FROM THE DIRECTOR
“Why do Lonely Planet again, almost 20 years after it was written and 25 years since the onset of the AIDS crisis? Because the devastation in the 1980’s to the gay communities was horrendous. Because HIV positive diagnosis was a death sentence. Because although AIDS research and the success of pharmacology have managed to keep the statistics of death by HIV down, HIV/AIDS is still ever present and we must always be vigilant, with ourselves, with our friends…and because friendship and love remain unchanged. This play asks: What is our legacy to this world? Steven Dietz’s poetic story of friendship defines an era of gay relationships and remains a timeless, universal story”
Notes from the Producer
(published in the Alexandria Gazette Packet,
May 11, 2012)
By Carolyn Griffin

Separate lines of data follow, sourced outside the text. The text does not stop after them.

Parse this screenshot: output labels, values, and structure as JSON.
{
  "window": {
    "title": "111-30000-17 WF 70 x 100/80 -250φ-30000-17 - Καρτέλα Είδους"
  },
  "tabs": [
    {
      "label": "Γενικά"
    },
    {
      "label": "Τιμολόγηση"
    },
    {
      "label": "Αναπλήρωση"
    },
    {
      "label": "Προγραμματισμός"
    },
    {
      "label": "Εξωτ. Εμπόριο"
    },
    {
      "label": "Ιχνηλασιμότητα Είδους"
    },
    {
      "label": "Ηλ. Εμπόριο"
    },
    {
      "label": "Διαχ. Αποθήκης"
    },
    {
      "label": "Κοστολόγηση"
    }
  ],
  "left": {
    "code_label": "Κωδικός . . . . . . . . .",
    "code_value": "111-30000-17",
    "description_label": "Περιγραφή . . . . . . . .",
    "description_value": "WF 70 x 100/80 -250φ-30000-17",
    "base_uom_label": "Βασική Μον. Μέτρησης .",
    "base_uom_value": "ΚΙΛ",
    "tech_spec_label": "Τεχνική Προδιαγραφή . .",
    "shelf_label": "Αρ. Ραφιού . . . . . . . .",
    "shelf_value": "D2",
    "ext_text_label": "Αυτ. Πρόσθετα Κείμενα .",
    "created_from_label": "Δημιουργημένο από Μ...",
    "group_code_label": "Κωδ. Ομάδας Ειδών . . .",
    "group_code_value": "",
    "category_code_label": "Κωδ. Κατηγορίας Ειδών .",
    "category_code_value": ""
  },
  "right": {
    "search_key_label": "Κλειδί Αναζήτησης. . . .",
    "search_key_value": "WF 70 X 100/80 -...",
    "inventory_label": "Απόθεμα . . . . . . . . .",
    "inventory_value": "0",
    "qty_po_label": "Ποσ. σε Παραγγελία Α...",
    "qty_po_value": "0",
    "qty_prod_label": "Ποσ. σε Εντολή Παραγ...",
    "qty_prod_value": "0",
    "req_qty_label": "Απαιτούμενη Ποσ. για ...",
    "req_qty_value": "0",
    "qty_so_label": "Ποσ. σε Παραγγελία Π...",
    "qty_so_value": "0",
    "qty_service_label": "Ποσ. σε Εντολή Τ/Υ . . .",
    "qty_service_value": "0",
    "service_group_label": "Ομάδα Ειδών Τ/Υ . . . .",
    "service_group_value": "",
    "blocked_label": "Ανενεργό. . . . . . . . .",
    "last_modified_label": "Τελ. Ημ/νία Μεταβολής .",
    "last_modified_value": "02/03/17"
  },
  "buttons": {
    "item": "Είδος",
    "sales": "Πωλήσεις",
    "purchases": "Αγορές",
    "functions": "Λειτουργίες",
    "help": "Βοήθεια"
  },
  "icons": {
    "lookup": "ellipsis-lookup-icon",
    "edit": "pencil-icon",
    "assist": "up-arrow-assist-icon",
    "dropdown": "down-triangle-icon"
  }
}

You often hear theatre patrons (and producers!) say that a production is everything theatre should be. It is entertaining, yet has an emotional core so that you leave feeling like you have experienced something that has entertained yet enriched. It has taken you out of your immediate life experience and allowed you for an hour or two to view a collection of characters with a story to tell—a story separate from your own but with a universality that leaves you with insight and a sensitivity to life’s greatest challenges. MetroStage strives to offer this experience in all its many genres to its patrons each and every time.
It certainly happened most recently with Be Careful! The Sharks Will Eat You!, when the brilliant Jay Alvarez told the story of his family’s escape from Cuba in 1964. Audiences left breathless from the experience as Jay described the challenge of escaping while under the watchful eye of the ruling Castro regime. Even though we knew that they escaped because he was standing before us almost 40 years later, we were moved to tears by the commitment of his father to pursuing a better life for his family. Many patrons remained afterwards in the lobby and (over mojitos) stories were shared both by the many Cubans who came to the show but also the Russians, Armenians, and so many others, whose families had escaped oppression. It was an extraordinary opportunity for theatre to provide an enriching experience that was very specific to a moment in time yet universal.
This week we open Lonely Planet, Steven Dietz, a remarkable play that is entertaining, emotionally powerful, lyrical, and literary in that Dietz used Ionesco’s absurdist style and his play The Chairs as a metaphor for the situation being depicted in the story. And then there are the maps. Dietz is admittedly obsessed with maps so Lonely Planet takes place in a map store (you will leave the theatre knowing a lot more about the Greenland problem and the Mercator map—did I mention it was also educational?!) Lonely Planet is an exquisite play that will unfold before your eyes as it entertains, enriches, and touches your emotional core---just what theatre was meant to do. Afterwards you will definitely want to read a little Ionesco, and you might even look at maps a little differently in the future.
Lonely Planet runs through June 17 at MetroStage. Call 703-548-9044 for more information or go to our website www.metrostage.org .